TASK INPUT ->
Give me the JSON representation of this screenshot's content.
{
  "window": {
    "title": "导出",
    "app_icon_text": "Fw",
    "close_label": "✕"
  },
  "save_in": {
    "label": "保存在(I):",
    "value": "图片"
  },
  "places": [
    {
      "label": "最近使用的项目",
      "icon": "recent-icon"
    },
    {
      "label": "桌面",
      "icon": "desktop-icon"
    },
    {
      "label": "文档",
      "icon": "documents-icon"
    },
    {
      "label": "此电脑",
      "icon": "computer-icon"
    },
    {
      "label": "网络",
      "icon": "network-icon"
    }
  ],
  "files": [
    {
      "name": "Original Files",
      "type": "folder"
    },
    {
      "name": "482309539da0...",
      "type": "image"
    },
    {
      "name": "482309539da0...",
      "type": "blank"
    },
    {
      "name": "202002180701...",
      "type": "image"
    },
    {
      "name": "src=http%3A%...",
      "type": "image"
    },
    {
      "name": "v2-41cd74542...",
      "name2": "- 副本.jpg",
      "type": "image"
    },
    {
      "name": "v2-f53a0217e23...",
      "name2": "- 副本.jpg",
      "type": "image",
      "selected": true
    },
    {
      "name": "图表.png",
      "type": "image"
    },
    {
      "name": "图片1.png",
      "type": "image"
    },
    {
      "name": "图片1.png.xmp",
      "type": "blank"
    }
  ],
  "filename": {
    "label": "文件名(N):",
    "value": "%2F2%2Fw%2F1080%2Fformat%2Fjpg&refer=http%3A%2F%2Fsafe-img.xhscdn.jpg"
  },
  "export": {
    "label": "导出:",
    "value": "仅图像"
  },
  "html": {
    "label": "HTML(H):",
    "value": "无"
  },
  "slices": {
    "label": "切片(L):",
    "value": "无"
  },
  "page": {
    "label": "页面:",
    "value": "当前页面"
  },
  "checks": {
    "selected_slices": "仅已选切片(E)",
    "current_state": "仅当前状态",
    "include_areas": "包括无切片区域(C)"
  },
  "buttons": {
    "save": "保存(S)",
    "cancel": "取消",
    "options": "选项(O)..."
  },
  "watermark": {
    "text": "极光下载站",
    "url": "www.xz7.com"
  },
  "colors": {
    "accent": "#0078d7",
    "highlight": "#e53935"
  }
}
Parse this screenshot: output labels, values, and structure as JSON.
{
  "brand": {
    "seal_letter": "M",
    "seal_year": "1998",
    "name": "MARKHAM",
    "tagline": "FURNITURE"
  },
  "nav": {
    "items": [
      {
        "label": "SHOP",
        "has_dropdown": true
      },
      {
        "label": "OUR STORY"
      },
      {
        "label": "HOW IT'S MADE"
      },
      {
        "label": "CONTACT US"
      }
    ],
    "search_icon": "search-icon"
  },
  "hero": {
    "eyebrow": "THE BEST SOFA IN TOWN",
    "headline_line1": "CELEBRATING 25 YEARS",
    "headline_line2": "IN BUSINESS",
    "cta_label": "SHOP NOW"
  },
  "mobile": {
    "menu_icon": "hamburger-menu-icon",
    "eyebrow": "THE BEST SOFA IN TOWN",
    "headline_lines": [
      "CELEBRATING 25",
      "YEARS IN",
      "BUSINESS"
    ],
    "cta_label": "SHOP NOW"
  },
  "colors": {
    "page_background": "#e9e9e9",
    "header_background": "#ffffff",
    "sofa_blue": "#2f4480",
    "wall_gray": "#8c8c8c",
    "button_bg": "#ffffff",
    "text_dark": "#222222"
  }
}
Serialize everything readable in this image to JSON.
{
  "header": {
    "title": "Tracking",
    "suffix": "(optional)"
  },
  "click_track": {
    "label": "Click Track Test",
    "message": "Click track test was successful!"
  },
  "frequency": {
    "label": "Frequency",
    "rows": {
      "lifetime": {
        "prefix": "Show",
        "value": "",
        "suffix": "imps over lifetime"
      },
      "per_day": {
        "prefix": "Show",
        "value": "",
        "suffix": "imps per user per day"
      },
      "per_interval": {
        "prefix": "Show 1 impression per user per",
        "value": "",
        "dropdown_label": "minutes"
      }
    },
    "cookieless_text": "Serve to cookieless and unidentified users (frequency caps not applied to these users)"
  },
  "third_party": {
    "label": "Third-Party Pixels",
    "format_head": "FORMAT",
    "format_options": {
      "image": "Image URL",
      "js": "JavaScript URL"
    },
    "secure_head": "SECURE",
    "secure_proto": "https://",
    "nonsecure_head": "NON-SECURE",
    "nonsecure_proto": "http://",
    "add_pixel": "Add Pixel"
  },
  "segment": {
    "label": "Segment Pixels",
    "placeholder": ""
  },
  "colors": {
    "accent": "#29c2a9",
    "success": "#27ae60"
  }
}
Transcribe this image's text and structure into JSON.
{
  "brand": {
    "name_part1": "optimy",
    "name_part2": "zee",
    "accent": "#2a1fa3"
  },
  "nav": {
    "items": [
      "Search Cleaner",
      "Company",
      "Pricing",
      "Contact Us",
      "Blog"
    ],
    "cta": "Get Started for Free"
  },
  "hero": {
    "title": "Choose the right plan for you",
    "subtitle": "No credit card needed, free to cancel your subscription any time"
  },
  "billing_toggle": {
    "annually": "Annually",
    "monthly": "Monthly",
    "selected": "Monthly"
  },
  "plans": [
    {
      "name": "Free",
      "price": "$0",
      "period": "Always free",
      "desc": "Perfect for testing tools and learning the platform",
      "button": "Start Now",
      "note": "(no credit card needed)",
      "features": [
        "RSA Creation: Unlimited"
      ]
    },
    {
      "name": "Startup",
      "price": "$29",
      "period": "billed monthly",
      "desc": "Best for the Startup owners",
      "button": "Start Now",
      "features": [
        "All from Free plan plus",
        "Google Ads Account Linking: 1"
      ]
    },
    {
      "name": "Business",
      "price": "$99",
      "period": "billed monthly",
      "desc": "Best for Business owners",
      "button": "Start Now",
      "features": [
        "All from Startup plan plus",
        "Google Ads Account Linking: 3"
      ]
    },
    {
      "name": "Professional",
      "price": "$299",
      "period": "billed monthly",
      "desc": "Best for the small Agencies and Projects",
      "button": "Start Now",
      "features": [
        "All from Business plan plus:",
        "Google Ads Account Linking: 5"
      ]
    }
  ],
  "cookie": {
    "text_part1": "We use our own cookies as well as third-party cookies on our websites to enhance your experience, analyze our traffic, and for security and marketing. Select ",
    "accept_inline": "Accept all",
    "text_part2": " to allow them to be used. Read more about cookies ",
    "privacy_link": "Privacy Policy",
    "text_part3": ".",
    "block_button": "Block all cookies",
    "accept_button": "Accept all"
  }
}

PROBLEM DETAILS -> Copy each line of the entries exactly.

TASK RESPONSE ->
Give me the JSON representation of this screenshot's content.
{
  "window": {
    "title": "导出",
    "app_icon_text": "Fw",
    "close_label": "✕"
  },
  "save_in": {
    "label": "保存在(I):",
    "value": "图片"
  },
  "places": [
    {
      "label": "最近使用的项目",
      "icon": "recent-icon"
    },
    {
      "label": "桌面",
      "icon": "desktop-icon"
    },
    {
      "label": "文档",
      "icon": "documents-icon"
    },
    {
      "label": "此电脑",
      "icon": "computer-icon"
    },
    {
      "label": "网络",
      "icon": "network-icon"
    }
  ],
  "files": [
    {
      "name": "Original Files",
      "type": "folder"
    },
    {
      "name": "482309539da0...",
      "type": "image"
    },
    {
      "name": "482309539da0...",
      "type": "blank"
    },
    {
      "name": "202002180701...",
      "type": "image"
    },
    {
      "name": "src=http%3A%...",
      "type": "image"
    },
    {
      "name": "v2-41cd74542...",
      "name2": "- 副本.jpg",
      "type": "image"
    },
    {
      "name": "v2-f53a0217e23...",
      "name2": "- 副本.jpg",
      "type": "image",
      "selected": true
    },
    {
      "name": "图表.png",
      "type": "image"
    },
    {
      "name": "图片1.png",
      "type": "image"
    },
    {
      "name": "图片1.png.xmp",
      "type": "blank"
    }
  ],
  "filename": {
    "label": "文件名(N):",
    "value": "%2F2%2Fw%2F1080%2Fformat%2Fjpg&refer=http%3A%2F%2Fsafe-img.xhscdn.jpg"
  },
  "export": {
    "label": "导出:",
    "value": "仅图像"
  },
  "html": {
    "label": "HTML(H):",
    "value": "无"
  },
  "slices": {
    "label": "切片(L):",
    "value": "无"
  },
  "page": {
    "label": "页面:",
    "value": "当前页面"
  },
  "checks": {
    "selected_slices": "仅已选切片(E)",
    "current_state": "仅当前状态",
    "include_areas": "包括无切片区域(C)"
  },
  "buttons": {
    "save": "保存(S)",
    "cancel": "取消",
    "options": "选项(O)..."
  },
  "watermark": {
    "text": "极光下载站",
    "url": "www.xz7.com"
  },
  "colors": {
    "accent": "#0078d7",
    "highlight": "#e53935"
  }
}
Parse this screenshot: output labels, values, and structure as JSON.
{
  "brand": {
    "seal_letter": "M",
    "seal_year": "1998",
    "name": "MARKHAM",
    "tagline": "FURNITURE"
  },
  "nav": {
    "items": [
      {
        "label": "SHOP",
        "has_dropdown": true
      },
      {
        "label": "OUR STORY"
      },
      {
        "label": "HOW IT'S MADE"
      },
      {
        "label": "CONTACT US"
      }
    ],
    "search_icon": "search-icon"
  },
  "hero": {
    "eyebrow": "THE BEST SOFA IN TOWN",
    "headline_line1": "CELEBRATING 25 YEARS",
    "headline_line2": "IN BUSINESS",
    "cta_label": "SHOP NOW"
  },
  "mobile": {
    "menu_icon": "hamburger-menu-icon",
    "eyebrow": "THE BEST SOFA IN TOWN",
    "headline_lines": [
      "CELEBRATING 25",
      "YEARS IN",
      "BUSINESS"
    ],
    "cta_label": "SHOP NOW"
  },
  "colors": {
    "page_background": "#e9e9e9",
    "header_background": "#ffffff",
    "sofa_blue": "#2f4480",
    "wall_gray": "#8c8c8c",
    "button_bg": "#ffffff",
    "text_dark": "#222222"
  }
}
Serialize everything readable in this image to JSON.
{
  "header": {
    "title": "Tracking",
    "suffix": "(optional)"
  },
  "click_track": {
    "label": "Click Track Test",
    "message": "Click track test was successful!"
  },
  "frequency": {
    "label": "Frequency",
    "rows": {
      "lifetime": {
        "prefix": "Show",
        "value": "",
        "suffix": "imps over lifetime"
      },
      "per_day": {
        "prefix": "Show",
        "value": "",
        "suffix": "imps per user per day"
      },
      "per_interval": {
        "prefix": "Show 1 impression per user per",
        "value": "",
        "dropdown_label": "minutes"
      }
    },
    "cookieless_text": "Serve to cookieless and unidentified users (frequency caps not applied to these users)"
  },
  "third_party": {
    "label": "Third-Party Pixels",
    "format_head": "FORMAT",
    "format_options": {
      "image": "Image URL",
      "js": "JavaScript URL"
    },
    "secure_head": "SECURE",
    "secure_proto": "https://",
    "nonsecure_head": "NON-SECURE",
    "nonsecure_proto": "http://",
    "add_pixel": "Add Pixel"
  },
  "segment": {
    "label": "Segment Pixels",
    "placeholder": ""
  },
  "colors": {
    "accent": "#29c2a9",
    "success": "#27ae60"
  }
}
Transcribe this image's text and structure into JSON.
{
  "brand": {
    "name_part1": "optimy",
    "name_part2": "zee",
    "accent": "#2a1fa3"
  },
  "nav": {
    "items": [
      "Search Cleaner",
      "Company",
      "Pricing",
      "Contact Us",
      "Blog"
    ],
    "cta": "Get Started for Free"
  },
  "hero": {
    "title": "Choose the right plan for you",
    "subtitle": "No credit card needed, free to cancel your subscription any time"
  },
  "billing_toggle": {
    "annually": "Annually",
    "monthly": "Monthly",
    "selected": "Monthly"
  },
  "plans": [
    {
      "name": "Free",
      "price": "$0",
      "period": "Always free",
      "desc": "Perfect for testing tools and learning the platform",
      "button": "Start Now",
      "note": "(no credit card needed)",
      "features": [
        "RSA Creation: Unlimited"
      ]
    },
    {
      "name": "Startup",
      "price": "$29",
      "period": "billed monthly",
      "desc": "Best for the Startup owners",
      "button": "Start Now",
      "features": [
        "All from Free plan plus",
        "Google Ads Account Linking: 1"
      ]
    },
    {
      "name": "Business",
      "price": "$99",
      "period": "billed monthly",
      "desc": "Best for Business owners",
      "button": "Start Now",
      "features": [
        "All from Startup plan plus",
        "Google Ads Account Linking: 3"
      ]
    },
    {
      "name": "Professional",
      "price": "$299",
      "period": "billed monthly",
      "desc": "Best for the small Agencies and Projects",
      "button": "Start Now",
      "features": [
        "All from Business plan plus:",
        "Google Ads Account Linking: 5"
      ]
    }
  ],
  "cookie": {
    "text_part1": "We use our own cookies as well as third-party cookies on our websites to enhance your experience, analyze our traffic, and for security and marketing. Select ",
    "accept_inline": "Accept all",
    "text_part2": " to allow them to be used. Read more about cookies ",
    "privacy_link": "Privacy Policy",
    "text_part3": ".",
    "block_button": "Block all cookies",
    "accept_button": "Accept all"
  }
}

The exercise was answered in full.